Hate crimes are way up under Trump, with the FBI Uniform Crime Report noting that LGBTQ people represent nearly 20% of all victims of hate crimes–utterly disproportionate to the LGBTQ demographic.
Advocacy groups note that the tone of the administration toward LGBTQ people has increased the violence. Biden-Harris have pledged to restore the Department of Justice to one that works for the people, not for the President, as it has under Trump.
Hate crimes will no longer be shrugged off but will be investigated for the civil rights abuses they are.
Biden-Harris have also pledged to overturning the ban on trans people in the military and signing the Equality Act into law. They are also committed to having LGBTQ people well represented in the administration.
Queer people have been working in the top echelon of the transition team, among them former presidential candidate Pete Buttigieg as an advisor to Biden and pilot fish on Fox News, taking on the right.
Jamal Brown was national press secretary during the general election, Reggie Brown served as LGBTQ engagement director, and Olivia Raisner was traveling digital director. All are expected to be part of the new administration.
Jamal Brown | Photo: whitehouse.gov
Pete Buttigieg | Photo: southbendin.gov
Biden-Harris have appointed two lesbians of color, Karine Jean-Pierre and Pili Tobar. Jean-Pierre is the first Black person and first out lesbian to hold a chief of staff role for a vice-presidential nominee. She will be principal Deputy Press Secretary for the Biden administration. Tobar, a veteran of the immigration reform group America’s Voice, will be Deputy White House Communications Director.
Pili Tobar | Photo: buildbackbetter.gov
Karine Jean-Pierre | Photo: Twitter
Barbara Simon, head of GLAAD’s news and campaigns department, said in a statement that “including queer women of color in the history-making, all-female communications team shows a commitment to a White House where all are welcome at the table.”
Carlos Elizondo, a gay man, will be White House Social Secretary. Elizondo will oversee all aspects of official social events in the President’s official residence. Elizondo previously served for both terms of the Obama-Biden administration as Special Assistant to the President as well as Social Secretary to the Vice President and Dr. Jill Biden. Elizondo also served in both the White House and the Office of the U.S. Chief of Protocol.
Randi Weingarten, an out lesbian who is president of the American Federation of Teachers and the former president of the United Federation of Teachers, is being considered for Secretary of Education. She would replace Betsy DeVos, who has been incalculably dangerous for LGBTQ students and women college students who have experienced sexual assault on campus.
Randi Weingarten | Photo: American Federation of Teachers

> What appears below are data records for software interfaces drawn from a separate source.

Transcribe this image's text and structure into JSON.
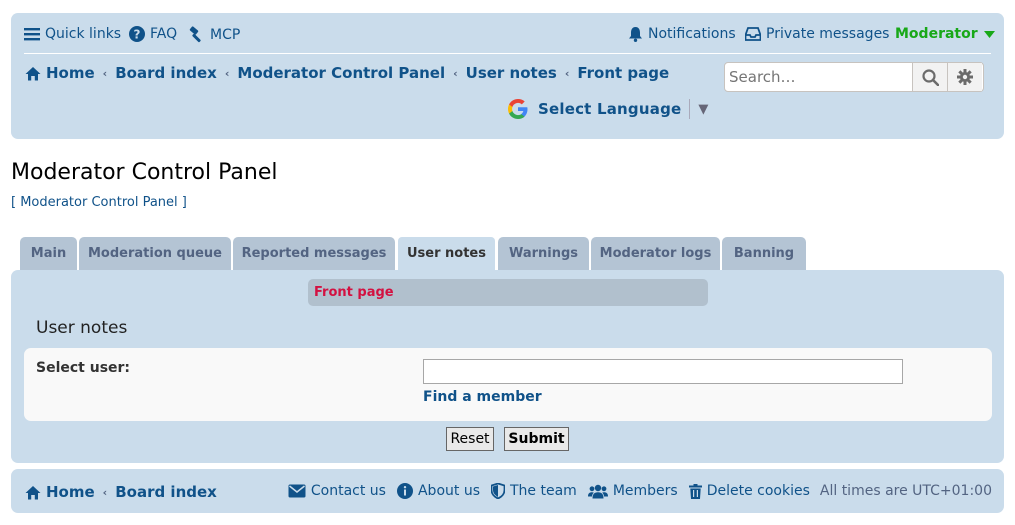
{
  "topbar": {
    "quick_links": "Quick links",
    "faq": "FAQ",
    "mcp": "MCP",
    "notifications": "Notifications",
    "private_messages": "Private messages",
    "user": "Moderator"
  },
  "breadcrumbs": [
    "Home",
    "Board index",
    "Moderator Control Panel",
    "User notes",
    "Front page"
  ],
  "search": {
    "placeholder": "Search…"
  },
  "language": {
    "label": "Select Language"
  },
  "page": {
    "title": "Moderator Control Panel",
    "subtitle": "[ Moderator Control Panel ]"
  },
  "tabs": [
    {
      "label": "Main"
    },
    {
      "label": "Moderation queue"
    },
    {
      "label": "Reported messages"
    },
    {
      "label": "User notes",
      "active": true
    },
    {
      "label": "Warnings"
    },
    {
      "label": "Moderator logs"
    },
    {
      "label": "Banning"
    }
  ],
  "panel": {
    "subtab": "Front page",
    "heading": "User notes",
    "select_user_label": "Select user:",
    "select_user_value": "",
    "find_member": "Find a member",
    "reset_label": "Reset",
    "submit_label": "Submit"
  },
  "footer": {
    "breadcrumbs": [
      "Home",
      "Board index"
    ],
    "contact": "Contact us",
    "about": "About us",
    "team": "The team",
    "members": "Members",
    "delete_cookies": "Delete cookies",
    "timezone": "All times are UTC+01:00"
  },
  "colors": {
    "panel_bg": "#cadceb",
    "link": "#105289",
    "active_subtab_text": "#d31141",
    "user_green": "#18a818"
  }
}
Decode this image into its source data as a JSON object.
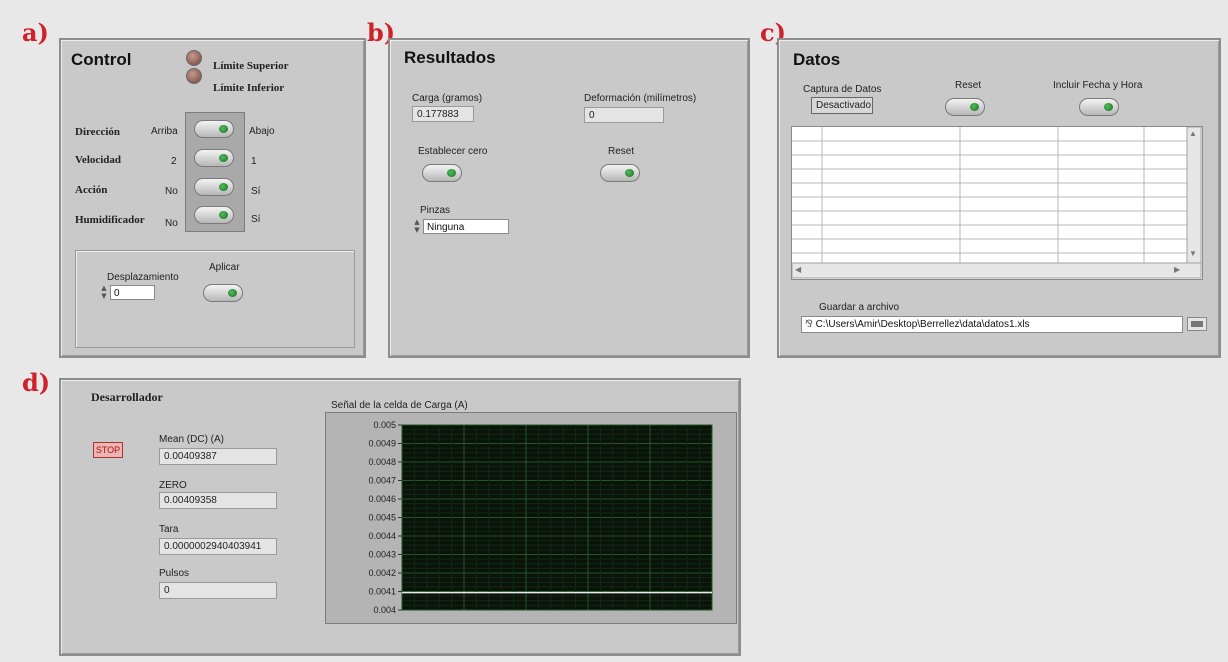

These new appointees are people who will be ready on day one to begin rebuilding what Trump has broken. The choices Biden and Harris have made signal representation at every level of the new administration and a commitment to rebuilding the trust that has been broken with so many communities, including our own.
Originally published QueerForty.com December 4, 2020